Comparing the pace at which runners completed the first half of the marathon to their pace in the second half it was discovered that, on average, women only slowed by 11%, while men dropped off more dramatically: slowing by 17%.
This would suggest that men have a tendency to set off too fast and pay for their early effort later in to the race whereas women race smarter, maintaining a more consistent pace throughout.
The Strava data also revealed that women over 60 were the most consistent at pacing their effort, with only a 9% variance in pace.
51-60 year old runners clocked up the most mileage in the 13 weeks leading up to the London Marathon, averaging 370.9 miles total, getting out for 3.9 runs per week.
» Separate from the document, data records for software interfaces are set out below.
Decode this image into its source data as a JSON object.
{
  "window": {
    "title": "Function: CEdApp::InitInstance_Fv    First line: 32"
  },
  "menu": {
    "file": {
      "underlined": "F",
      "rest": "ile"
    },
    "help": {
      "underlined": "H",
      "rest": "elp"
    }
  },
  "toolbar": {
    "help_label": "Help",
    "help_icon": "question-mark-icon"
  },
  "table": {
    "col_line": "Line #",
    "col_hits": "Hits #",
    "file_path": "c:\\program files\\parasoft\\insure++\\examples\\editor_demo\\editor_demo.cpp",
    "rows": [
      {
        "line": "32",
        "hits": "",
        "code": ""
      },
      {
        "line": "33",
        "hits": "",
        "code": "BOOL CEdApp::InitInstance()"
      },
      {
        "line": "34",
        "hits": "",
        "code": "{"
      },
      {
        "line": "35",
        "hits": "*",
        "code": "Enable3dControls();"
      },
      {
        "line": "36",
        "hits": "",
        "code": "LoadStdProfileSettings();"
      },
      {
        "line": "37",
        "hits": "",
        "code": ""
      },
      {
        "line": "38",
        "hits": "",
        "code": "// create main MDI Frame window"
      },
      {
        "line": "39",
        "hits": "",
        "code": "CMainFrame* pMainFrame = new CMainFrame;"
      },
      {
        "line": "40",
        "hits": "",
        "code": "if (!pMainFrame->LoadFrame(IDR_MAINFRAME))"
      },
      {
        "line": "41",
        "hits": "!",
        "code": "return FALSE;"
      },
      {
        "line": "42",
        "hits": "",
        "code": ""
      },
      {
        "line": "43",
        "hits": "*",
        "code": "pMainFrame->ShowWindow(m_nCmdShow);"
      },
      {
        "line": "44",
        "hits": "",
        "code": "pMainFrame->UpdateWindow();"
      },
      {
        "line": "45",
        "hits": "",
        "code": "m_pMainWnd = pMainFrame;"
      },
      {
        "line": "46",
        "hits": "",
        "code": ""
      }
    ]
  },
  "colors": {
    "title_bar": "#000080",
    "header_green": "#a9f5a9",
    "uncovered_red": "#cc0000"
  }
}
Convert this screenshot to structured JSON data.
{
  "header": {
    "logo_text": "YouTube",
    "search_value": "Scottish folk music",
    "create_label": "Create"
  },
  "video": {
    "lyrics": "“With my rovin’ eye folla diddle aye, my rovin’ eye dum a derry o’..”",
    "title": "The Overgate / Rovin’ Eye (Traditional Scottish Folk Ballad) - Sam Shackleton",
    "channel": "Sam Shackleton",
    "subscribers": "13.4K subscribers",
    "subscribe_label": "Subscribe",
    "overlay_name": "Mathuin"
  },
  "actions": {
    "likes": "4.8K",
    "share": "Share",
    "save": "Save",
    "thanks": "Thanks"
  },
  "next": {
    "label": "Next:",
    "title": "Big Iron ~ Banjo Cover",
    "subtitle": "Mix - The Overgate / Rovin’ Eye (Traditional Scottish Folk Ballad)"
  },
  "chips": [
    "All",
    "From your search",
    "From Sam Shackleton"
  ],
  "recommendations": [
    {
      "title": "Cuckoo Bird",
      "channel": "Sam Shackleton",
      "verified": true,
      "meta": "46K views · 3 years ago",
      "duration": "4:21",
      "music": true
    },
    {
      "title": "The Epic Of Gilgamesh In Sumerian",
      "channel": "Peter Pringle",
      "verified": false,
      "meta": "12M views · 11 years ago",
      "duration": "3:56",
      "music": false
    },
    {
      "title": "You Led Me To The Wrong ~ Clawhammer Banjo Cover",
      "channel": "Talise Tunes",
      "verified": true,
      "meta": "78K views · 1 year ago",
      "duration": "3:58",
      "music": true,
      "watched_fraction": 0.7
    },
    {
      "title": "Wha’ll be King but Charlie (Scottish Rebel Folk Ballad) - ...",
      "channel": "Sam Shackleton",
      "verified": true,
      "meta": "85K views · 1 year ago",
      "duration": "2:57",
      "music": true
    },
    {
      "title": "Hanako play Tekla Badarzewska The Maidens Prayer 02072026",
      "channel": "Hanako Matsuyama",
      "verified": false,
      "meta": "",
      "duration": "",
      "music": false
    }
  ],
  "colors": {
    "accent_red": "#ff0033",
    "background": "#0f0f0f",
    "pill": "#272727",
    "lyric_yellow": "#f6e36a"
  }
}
At the other end of the scale, 21-30 year olds only ran 310.7 miles, spread over 3.4 runs per week; perhaps relying on their youth and shorter training runs to see them across the finish line.
Across all age groups, the more training runners put in during the 13 weeks prior to the event the faster they ran. This offers clear evidence that there really is no substitute for putting in the hard graft and getting the miles in.
Runners breaking the 3-hour barrier clocked over 600 miles in training.
The mile at which most runners achieve their slowest split, known as ‘hitting the wall’, comes in the second half of the Marathon at Mile 25. It was here that, on average, runners slowed to a pace of 10:20min/mile: over 1 minute 40 seconds slower than mile 7 (the fastest mile) which was raced through at an average pace of 8:48min/mile.
Across all age groups, the average finish time for men was 3 hrs 39 mins, with the average finish time for women being 4 hrs 17 mins.
Many dream that they could hold their own against the elite but just how much faster are the top athletes than the average Strava London Marathon runner?
As the winner crosses the line in 02:03:05 (the course record), the average runner will only be hitting Mile 14 near Limehouse, a good 12 or so miles behind the race winner.
It’s well known that tapering ahead of a big event and giving your body time to recover and adapt to your training can be beneficial. This is reflected in Strava’s data.
Peaking at an average of 31.4 miles three weeks out from the London Marathon, athletes only covered 27.1 miles two weeks out and 21.3 miles one week out.
In the week of the London Marathon, athletes only clocked up an average of 10.3 miles – presumably to keep the legs moving while they focusd on carb-loading – running some of their slowest training sessions of their entire training with an average pace of 8:35min/mile.